# Problem to solve:
Reproduce the records below in their entirety, exactly as shown.

(Web page and app entries)
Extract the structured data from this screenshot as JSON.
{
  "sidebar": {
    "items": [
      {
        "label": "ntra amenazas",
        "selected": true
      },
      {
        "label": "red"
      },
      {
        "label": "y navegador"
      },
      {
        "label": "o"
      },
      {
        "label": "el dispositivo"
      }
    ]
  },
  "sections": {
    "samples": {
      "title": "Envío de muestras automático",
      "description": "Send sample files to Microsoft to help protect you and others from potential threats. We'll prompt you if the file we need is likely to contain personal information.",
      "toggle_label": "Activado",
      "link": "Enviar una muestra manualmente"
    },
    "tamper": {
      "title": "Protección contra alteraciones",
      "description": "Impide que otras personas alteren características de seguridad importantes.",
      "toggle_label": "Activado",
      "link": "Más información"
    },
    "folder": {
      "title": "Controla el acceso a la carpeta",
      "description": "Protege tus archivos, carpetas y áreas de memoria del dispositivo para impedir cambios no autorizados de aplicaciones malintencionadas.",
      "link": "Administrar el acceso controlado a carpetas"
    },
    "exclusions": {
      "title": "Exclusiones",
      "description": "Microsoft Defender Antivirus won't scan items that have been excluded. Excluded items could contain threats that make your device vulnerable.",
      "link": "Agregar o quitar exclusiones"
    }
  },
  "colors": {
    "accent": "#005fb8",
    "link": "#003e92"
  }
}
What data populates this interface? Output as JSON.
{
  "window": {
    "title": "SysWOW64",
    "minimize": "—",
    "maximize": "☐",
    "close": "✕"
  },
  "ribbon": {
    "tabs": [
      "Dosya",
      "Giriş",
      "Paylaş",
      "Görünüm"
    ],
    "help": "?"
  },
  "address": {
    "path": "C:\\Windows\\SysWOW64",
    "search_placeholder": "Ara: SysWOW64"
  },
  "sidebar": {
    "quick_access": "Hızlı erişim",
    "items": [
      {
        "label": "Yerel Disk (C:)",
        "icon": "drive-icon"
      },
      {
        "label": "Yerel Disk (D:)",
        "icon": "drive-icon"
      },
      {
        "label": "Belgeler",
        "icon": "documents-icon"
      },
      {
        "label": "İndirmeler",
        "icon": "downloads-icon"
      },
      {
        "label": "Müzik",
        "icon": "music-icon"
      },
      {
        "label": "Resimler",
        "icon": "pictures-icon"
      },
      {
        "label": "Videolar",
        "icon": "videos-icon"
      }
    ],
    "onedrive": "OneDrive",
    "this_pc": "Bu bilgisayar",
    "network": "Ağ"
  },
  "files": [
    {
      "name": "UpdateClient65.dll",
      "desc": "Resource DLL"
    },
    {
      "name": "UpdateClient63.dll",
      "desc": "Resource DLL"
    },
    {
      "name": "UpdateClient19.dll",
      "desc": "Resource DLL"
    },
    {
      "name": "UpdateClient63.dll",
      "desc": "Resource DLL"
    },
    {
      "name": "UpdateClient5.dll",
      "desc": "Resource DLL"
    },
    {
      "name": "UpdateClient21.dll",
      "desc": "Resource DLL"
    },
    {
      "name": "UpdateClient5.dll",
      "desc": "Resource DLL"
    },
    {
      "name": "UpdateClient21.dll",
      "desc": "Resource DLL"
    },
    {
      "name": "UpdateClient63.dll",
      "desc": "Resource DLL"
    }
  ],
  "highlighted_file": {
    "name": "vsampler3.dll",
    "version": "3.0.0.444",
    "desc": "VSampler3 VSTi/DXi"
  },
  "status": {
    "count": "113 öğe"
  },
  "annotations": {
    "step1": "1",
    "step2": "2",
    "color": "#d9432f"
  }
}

# Task response:
Extract the structured data from this screenshot as JSON.
{
  "sidebar": {
    "items": [
      {
        "label": "ntra amenazas",
        "selected": true
      },
      {
        "label": "red"
      },
      {
        "label": "y navegador"
      },
      {
        "label": "o"
      },
      {
        "label": "el dispositivo"
      }
    ]
  },
  "sections": {
    "samples": {
      "title": "Envío de muestras automático",
      "description": "Send sample files to Microsoft to help protect you and others from potential threats. We'll prompt you if the file we need is likely to contain personal information.",
      "toggle_label": "Activado",
      "link": "Enviar una muestra manualmente"
    },
    "tamper": {
      "title": "Protección contra alteraciones",
      "description": "Impide que otras personas alteren características de seguridad importantes.",
      "toggle_label": "Activado",
      "link": "Más información"
    },
    "folder": {
      "title": "Controla el acceso a la carpeta",
      "description": "Protege tus archivos, carpetas y áreas de memoria del dispositivo para impedir cambios no autorizados de aplicaciones malintencionadas.",
      "link": "Administrar el acceso controlado a carpetas"
    },
    "exclusions": {
      "title": "Exclusiones",
      "description": "Microsoft Defender Antivirus won't scan items that have been excluded. Excluded items could contain threats that make your device vulnerable.",
      "link": "Agregar o quitar exclusiones"
    }
  },
  "colors": {
    "accent": "#005fb8",
    "link": "#003e92"
  }
}
What data populates this interface? Output as JSON.
{
  "window": {
    "title": "SysWOW64",
    "minimize": "—",
    "maximize": "☐",
    "close": "✕"
  },
  "ribbon": {
    "tabs": [
      "Dosya",
      "Giriş",
      "Paylaş",
      "Görünüm"
    ],
    "help": "?"
  },
  "address": {
    "path": "C:\\Windows\\SysWOW64",
    "search_placeholder": "Ara: SysWOW64"
  },
  "sidebar": {
    "quick_access": "Hızlı erişim",
    "items": [
      {
        "label": "Yerel Disk (C:)",
        "icon": "drive-icon"
      },
      {
        "label": "Yerel Disk (D:)",
        "icon": "drive-icon"
      },
      {
        "label": "Belgeler",
        "icon": "documents-icon"
      },
      {
        "label": "İndirmeler",
        "icon": "downloads-icon"
      },
      {
        "label": "Müzik",
        "icon": "music-icon"
      },
      {
        "label": "Resimler",
        "icon": "pictures-icon"
      },
      {
        "label": "Videolar",
        "icon": "videos-icon"
      }
    ],
    "onedrive": "OneDrive",
    "this_pc": "Bu bilgisayar",
    "network": "Ağ"
  },
  "files": [
    {
      "name": "UpdateClient65.dll",
      "desc": "Resource DLL"
    },
    {
      "name": "UpdateClient63.dll",
      "desc": "Resource DLL"
    },
    {
      "name": "UpdateClient19.dll",
      "desc": "Resource DLL"
    },
    {
      "name": "UpdateClient63.dll",
      "desc": "Resource DLL"
    },
    {
      "name": "UpdateClient5.dll",
      "desc": "Resource DLL"
    },
    {
      "name": "UpdateClient21.dll",
      "desc": "Resource DLL"
    },
    {
      "name": "UpdateClient5.dll",
      "desc": "Resource DLL"
    },
    {
      "name": "UpdateClient21.dll",
      "desc": "Resource DLL"
    },
    {
      "name": "UpdateClient63.dll",
      "desc": "Resource DLL"
    }
  ],
  "highlighted_file": {
    "name": "vsampler3.dll",
    "version": "3.0.0.444",
    "desc": "VSampler3 VSTi/DXi"
  },
  "status": {
    "count": "113 öğe"
  },
  "annotations": {
    "step1": "1",
    "step2": "2",
    "color": "#d9432f"
  }
}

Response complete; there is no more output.